[INSTRUCTIONS TO FOLLOW] Only an exact retyping of all the entries counts as an answer.

Dataset rows for apps and sites
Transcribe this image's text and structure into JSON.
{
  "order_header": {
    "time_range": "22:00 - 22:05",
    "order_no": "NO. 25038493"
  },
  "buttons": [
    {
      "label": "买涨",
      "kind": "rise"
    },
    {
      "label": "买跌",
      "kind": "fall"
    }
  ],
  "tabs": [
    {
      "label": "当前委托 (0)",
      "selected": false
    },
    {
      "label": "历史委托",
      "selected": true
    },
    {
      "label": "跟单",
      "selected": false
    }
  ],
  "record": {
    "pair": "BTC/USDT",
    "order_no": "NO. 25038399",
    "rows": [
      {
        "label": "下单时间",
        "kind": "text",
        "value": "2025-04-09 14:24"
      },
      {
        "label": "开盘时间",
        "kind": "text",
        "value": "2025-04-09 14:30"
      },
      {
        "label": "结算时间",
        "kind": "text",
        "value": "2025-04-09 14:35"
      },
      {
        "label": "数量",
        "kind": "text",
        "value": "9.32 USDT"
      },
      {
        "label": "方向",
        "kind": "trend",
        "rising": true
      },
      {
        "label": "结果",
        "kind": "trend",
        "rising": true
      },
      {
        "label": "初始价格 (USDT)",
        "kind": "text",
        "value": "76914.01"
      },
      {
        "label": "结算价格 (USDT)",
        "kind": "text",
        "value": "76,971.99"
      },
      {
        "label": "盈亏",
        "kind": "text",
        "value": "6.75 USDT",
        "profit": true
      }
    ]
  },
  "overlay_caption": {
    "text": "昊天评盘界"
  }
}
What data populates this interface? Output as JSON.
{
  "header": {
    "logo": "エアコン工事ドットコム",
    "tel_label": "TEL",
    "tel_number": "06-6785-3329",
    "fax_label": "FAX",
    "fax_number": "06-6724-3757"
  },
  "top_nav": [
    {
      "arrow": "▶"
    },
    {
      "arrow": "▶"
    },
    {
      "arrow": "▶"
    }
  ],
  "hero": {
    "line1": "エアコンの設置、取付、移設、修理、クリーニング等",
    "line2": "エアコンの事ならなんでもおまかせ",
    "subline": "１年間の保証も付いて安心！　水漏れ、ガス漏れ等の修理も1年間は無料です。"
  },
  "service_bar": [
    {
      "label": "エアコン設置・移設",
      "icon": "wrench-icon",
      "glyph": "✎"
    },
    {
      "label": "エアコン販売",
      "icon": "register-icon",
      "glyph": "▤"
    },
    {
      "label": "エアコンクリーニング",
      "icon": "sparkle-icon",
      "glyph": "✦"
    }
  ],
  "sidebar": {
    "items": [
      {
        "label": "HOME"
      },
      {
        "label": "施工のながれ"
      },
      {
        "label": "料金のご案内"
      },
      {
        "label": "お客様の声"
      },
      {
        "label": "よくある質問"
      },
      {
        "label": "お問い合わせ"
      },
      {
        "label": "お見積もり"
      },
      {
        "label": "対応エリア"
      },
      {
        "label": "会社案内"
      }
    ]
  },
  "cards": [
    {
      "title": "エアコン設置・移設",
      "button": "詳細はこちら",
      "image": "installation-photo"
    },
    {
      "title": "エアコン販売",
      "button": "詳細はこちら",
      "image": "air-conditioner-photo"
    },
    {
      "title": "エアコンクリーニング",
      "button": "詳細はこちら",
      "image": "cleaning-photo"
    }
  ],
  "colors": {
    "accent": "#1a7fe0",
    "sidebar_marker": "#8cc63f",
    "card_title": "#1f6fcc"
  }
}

[YOUR SOLUTION]
Transcribe this image's text and structure into JSON.
{
  "order_header": {
    "time_range": "22:00 - 22:05",
    "order_no": "NO. 25038493"
  },
  "buttons": [
    {
      "label": "买涨",
      "kind": "rise"
    },
    {
      "label": "买跌",
      "kind": "fall"
    }
  ],
  "tabs": [
    {
      "label": "当前委托 (0)",
      "selected": false
    },
    {
      "label": "历史委托",
      "selected": true
    },
    {
      "label": "跟单",
      "selected": false
    }
  ],
  "record": {
    "pair": "BTC/USDT",
    "order_no": "NO. 25038399",
    "rows": [
      {
        "label": "下单时间",
        "kind": "text",
        "value": "2025-04-09 14:24"
      },
      {
        "label": "开盘时间",
        "kind": "text",
        "value": "2025-04-09 14:30"
      },
      {
        "label": "结算时间",
        "kind": "text",
        "value": "2025-04-09 14:35"
      },
      {
        "label": "数量",
        "kind": "text",
        "value": "9.32 USDT"
      },
      {
        "label": "方向",
        "kind": "trend",
        "rising": true
      },
      {
        "label": "结果",
        "kind": "trend",
        "rising": true
      },
      {
        "label": "初始价格 (USDT)",
        "kind": "text",
        "value": "76914.01"
      },
      {
        "label": "结算价格 (USDT)",
        "kind": "text",
        "value": "76,971.99"
      },
      {
        "label": "盈亏",
        "kind": "text",
        "value": "6.75 USDT",
        "profit": true
      }
    ]
  },
  "overlay_caption": {
    "text": "昊天评盘界"
  }
}
What data populates this interface? Output as JSON.
{
  "header": {
    "logo": "エアコン工事ドットコム",
    "tel_label": "TEL",
    "tel_number": "06-6785-3329",
    "fax_label": "FAX",
    "fax_number": "06-6724-3757"
  },
  "top_nav": [
    {
      "arrow": "▶"
    },
    {
      "arrow": "▶"
    },
    {
      "arrow": "▶"
    }
  ],
  "hero": {
    "line1": "エアコンの設置、取付、移設、修理、クリーニング等",
    "line2": "エアコンの事ならなんでもおまかせ",
    "subline": "１年間の保証も付いて安心！　水漏れ、ガス漏れ等の修理も1年間は無料です。"
  },
  "service_bar": [
    {
      "label": "エアコン設置・移設",
      "icon": "wrench-icon",
      "glyph": "✎"
    },
    {
      "label": "エアコン販売",
      "icon": "register-icon",
      "glyph": "▤"
    },
    {
      "label": "エアコンクリーニング",
      "icon": "sparkle-icon",
      "glyph": "✦"
    }
  ],
  "sidebar": {
    "items": [
      {
        "label": "HOME"
      },
      {
        "label": "施工のながれ"
      },
      {
        "label": "料金のご案内"
      },
      {
        "label": "お客様の声"
      },
      {
        "label": "よくある質問"
      },
      {
        "label": "お問い合わせ"
      },
      {
        "label": "お見積もり"
      },
      {
        "label": "対応エリア"
      },
      {
        "label": "会社案内"
      }
    ]
  },
  "cards": [
    {
      "title": "エアコン設置・移設",
      "button": "詳細はこちら",
      "image": "installation-photo"
    },
    {
      "title": "エアコン販売",
      "button": "詳細はこちら",
      "image": "air-conditioner-photo"
    },
    {
      "title": "エアコンクリーニング",
      "button": "詳細はこちら",
      "image": "cleaning-photo"
    }
  ],
  "colors": {
    "accent": "#1a7fe0",
    "sidebar_marker": "#8cc63f",
    "card_title": "#1f6fcc"
  }
}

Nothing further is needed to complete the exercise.